Before we left Biloxi we took a drive east past the towns we had heard so much about during Hurricane Katrina - Pass Christian and Bay St. Louis. Very sad. We could have taken lots of photos of building foundations or brick stairs leading to nowhere, but it was all just such a bummer. Occasionally, we could see some rebuilding in process, but mostly it was green and empty. Sometimes it was hard to imagine what we weren't seeing, since we were unfamiliar with this particular spot. If you are interested, they are plenty of good websites with before and after photos of this area. Mississippi has always been one of our poorer states and now with the hurricane damage to the north, the oil slick approaching, and the bad economy we are all suffering from, you have to wonder how much more they can handle. Every direction we drove from Biloxi, we crossed large bridges over huge rivers and inlets and they all had clearly been rebuilt or were totally new. Right after Katrina folks living here must have been totally isolated.
As we drove toward our final destination for this journey, our route took us through Alabama almost the entire day. We looked for reasons to stop and sight see, but couldn't find a good excuse to pause. It would have been interesting to see the Tuskegee Institute where George Washington Carver invented 500 uses for the peanut, but there were no campgrounds nearby. Most of the campground were in the Auburn area and seemed devoted to their illustrious football team. We went on. According to the GPS the drive was going to take about an hour longer than we had planned. Then we figured out that this GPS knew we were changing time zones. Pretty cool! By the time I lose my mind altogether, machines will stand ready to compensate for all my inadequacies.

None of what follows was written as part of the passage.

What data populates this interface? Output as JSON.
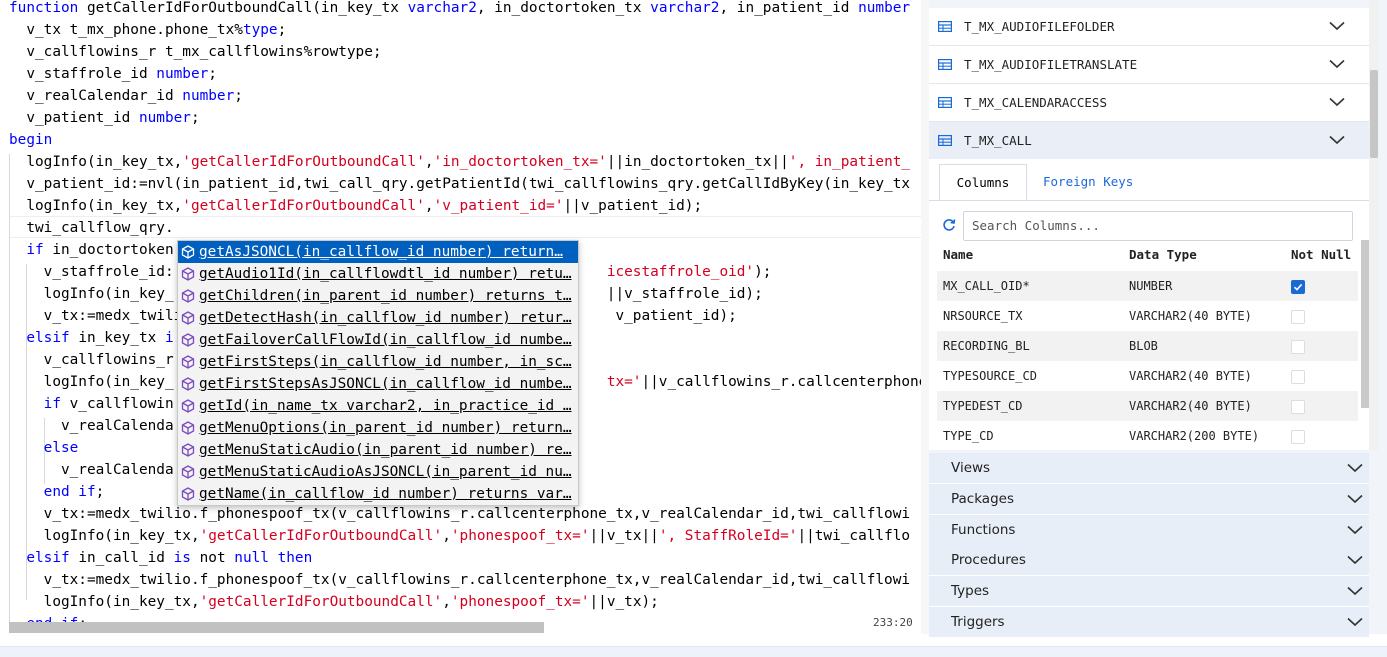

We're in an Army Corps of Engineers campground on a lake for $11/night. Such a deal. However, the area is heavily treed and it took our satellite dish all night to get connected. It feels good to be back on the grid.